Invasive species gang up on native crayfish

By NATASHA BLAKELY

Capital News Service

LANSING — Invasive species in the Great Lakes are ganging up against native species.

A new study looking into invasive zebra and quagga mussels’ relationship with invasive rusty crayfish illustrates how the harm they cause together can be greater than either of them alone.

“What we found was that these invasive crayfish are really good at exploiting the resources provided by the (invasive) mussels,” said Mael Glon, who worked on this research while pursuing a master’s degree at Central Michigan University. “I don’t just mean eating them, because they are eating them, but they’re also eating what grows from what’s filtered from the mussels.”
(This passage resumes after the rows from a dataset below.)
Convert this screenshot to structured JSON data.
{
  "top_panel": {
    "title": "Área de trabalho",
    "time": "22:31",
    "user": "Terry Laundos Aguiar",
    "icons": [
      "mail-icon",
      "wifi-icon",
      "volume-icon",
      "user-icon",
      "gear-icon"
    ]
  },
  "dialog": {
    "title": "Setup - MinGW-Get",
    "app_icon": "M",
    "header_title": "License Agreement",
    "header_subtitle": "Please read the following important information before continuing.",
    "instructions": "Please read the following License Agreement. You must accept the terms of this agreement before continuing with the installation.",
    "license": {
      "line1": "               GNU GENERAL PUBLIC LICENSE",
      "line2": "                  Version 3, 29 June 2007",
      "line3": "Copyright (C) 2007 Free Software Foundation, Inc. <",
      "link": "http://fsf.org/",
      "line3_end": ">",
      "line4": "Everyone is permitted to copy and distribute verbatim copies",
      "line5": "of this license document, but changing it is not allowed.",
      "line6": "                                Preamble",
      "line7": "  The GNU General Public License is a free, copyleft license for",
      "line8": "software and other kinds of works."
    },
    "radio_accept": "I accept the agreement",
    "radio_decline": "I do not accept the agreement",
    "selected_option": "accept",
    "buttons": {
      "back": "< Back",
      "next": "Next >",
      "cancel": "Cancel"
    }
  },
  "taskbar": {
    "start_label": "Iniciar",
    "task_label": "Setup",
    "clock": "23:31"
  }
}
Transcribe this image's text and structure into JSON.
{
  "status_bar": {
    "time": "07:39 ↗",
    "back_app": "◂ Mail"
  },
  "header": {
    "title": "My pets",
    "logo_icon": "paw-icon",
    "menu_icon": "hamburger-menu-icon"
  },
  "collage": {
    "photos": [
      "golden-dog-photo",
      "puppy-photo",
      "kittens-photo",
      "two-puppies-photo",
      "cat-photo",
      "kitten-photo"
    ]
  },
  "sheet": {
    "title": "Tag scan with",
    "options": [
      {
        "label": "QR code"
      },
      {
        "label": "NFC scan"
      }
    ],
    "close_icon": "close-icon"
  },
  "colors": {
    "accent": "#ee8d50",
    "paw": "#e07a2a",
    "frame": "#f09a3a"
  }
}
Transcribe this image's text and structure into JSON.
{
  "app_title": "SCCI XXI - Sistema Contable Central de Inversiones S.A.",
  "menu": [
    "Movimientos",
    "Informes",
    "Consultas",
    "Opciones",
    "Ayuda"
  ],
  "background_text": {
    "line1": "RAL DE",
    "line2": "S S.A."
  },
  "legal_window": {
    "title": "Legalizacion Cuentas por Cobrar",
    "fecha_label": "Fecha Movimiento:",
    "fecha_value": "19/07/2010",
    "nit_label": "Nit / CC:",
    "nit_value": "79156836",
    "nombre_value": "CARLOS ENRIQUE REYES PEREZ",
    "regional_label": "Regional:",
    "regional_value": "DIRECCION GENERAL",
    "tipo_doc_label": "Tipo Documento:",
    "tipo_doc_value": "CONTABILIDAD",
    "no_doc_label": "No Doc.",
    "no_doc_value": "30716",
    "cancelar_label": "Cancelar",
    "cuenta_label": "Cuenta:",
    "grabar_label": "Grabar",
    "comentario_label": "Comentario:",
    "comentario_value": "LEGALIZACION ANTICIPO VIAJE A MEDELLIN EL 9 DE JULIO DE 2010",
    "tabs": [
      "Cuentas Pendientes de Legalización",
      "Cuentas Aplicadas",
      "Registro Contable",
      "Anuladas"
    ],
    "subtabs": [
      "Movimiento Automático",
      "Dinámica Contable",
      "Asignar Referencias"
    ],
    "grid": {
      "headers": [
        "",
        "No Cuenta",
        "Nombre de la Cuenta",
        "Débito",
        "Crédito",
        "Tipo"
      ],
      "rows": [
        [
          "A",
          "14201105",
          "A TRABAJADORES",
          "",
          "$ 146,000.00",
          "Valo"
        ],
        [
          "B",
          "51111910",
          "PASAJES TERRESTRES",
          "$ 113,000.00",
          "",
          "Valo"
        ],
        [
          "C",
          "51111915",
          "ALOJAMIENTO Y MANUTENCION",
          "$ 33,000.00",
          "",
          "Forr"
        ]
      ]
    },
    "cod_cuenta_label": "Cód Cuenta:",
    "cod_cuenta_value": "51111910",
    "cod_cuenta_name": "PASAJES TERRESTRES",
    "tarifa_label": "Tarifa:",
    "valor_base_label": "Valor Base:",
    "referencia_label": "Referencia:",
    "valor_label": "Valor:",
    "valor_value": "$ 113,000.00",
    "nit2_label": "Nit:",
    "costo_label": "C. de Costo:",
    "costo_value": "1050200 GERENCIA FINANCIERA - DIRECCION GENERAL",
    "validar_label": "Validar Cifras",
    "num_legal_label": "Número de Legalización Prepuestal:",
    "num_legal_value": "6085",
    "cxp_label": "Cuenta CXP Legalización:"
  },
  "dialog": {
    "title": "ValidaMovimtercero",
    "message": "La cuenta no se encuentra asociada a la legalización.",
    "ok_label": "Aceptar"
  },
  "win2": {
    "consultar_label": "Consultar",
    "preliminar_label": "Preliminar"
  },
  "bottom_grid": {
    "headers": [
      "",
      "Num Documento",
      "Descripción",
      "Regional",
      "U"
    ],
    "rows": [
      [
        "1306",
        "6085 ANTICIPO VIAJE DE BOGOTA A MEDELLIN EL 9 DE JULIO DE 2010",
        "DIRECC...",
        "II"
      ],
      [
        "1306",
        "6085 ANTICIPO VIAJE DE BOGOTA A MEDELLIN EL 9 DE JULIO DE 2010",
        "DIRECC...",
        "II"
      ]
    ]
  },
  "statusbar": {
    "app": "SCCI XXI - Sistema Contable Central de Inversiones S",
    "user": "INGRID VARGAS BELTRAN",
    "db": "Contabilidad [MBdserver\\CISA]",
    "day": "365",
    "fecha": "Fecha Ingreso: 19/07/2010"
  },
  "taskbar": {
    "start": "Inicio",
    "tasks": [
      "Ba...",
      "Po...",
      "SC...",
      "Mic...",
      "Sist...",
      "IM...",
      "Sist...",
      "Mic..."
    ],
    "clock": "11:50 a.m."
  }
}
The study was a collaboration between Central Michigan University (CMU) and Chicago’s Shedd Aquarium. It tested how the presence of the invasive mussels affected the growth and activity of both the invasive rusty crayfish and the native virile crayfish. The study funded by Michigan Sea Grant found that the mussels’ presence led to increased growth and activity of the invasive crayfish, but not the native ones. Continue reading